#### Brief
Every record, from first to last, should be retyped word for word.

Element data from apps and pages:
- - -

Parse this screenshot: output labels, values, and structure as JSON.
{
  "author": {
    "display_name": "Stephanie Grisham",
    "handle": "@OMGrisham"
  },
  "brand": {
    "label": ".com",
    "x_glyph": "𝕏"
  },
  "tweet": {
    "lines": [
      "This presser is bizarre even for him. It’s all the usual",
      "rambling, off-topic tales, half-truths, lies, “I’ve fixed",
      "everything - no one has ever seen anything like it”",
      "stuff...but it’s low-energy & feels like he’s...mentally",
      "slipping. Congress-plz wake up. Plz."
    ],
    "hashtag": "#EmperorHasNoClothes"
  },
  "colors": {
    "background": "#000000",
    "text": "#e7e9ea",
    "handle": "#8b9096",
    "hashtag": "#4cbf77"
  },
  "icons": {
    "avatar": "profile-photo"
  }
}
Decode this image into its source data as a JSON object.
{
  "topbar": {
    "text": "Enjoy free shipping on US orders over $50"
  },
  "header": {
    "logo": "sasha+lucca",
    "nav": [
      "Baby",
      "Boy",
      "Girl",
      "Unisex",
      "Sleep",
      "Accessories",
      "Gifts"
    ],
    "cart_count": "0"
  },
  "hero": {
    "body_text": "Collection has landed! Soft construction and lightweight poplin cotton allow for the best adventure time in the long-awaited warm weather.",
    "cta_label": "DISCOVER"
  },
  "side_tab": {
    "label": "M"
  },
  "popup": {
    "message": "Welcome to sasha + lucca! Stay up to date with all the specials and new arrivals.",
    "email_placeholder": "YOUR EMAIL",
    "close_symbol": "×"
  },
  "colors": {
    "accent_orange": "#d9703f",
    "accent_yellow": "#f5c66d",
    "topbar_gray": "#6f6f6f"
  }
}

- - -

#### Output
Parse this screenshot: output labels, values, and structure as JSON.
{
  "author": {
    "display_name": "Stephanie Grisham",
    "handle": "@OMGrisham"
  },
  "brand": {
    "label": ".com",
    "x_glyph": "𝕏"
  },
  "tweet": {
    "lines": [
      "This presser is bizarre even for him. It’s all the usual",
      "rambling, off-topic tales, half-truths, lies, “I’ve fixed",
      "everything - no one has ever seen anything like it”",
      "stuff...but it’s low-energy & feels like he’s...mentally",
      "slipping. Congress-plz wake up. Plz."
    ],
    "hashtag": "#EmperorHasNoClothes"
  },
  "colors": {
    "background": "#000000",
    "text": "#e7e9ea",
    "handle": "#8b9096",
    "hashtag": "#4cbf77"
  },
  "icons": {
    "avatar": "profile-photo"
  }
}
Decode this image into its source data as a JSON object.
{
  "topbar": {
    "text": "Enjoy free shipping on US orders over $50"
  },
  "header": {
    "logo": "sasha+lucca",
    "nav": [
      "Baby",
      "Boy",
      "Girl",
      "Unisex",
      "Sleep",
      "Accessories",
      "Gifts"
    ],
    "cart_count": "0"
  },
  "hero": {
    "body_text": "Collection has landed! Soft construction and lightweight poplin cotton allow for the best adventure time in the long-awaited warm weather.",
    "cta_label": "DISCOVER"
  },
  "side_tab": {
    "label": "M"
  },
  "popup": {
    "message": "Welcome to sasha + lucca! Stay up to date with all the specials and new arrivals.",
    "email_placeholder": "YOUR EMAIL",
    "close_symbol": "×"
  },
  "colors": {
    "accent_orange": "#d9703f",
    "accent_yellow": "#f5c66d",
    "topbar_gray": "#6f6f6f"
  }
}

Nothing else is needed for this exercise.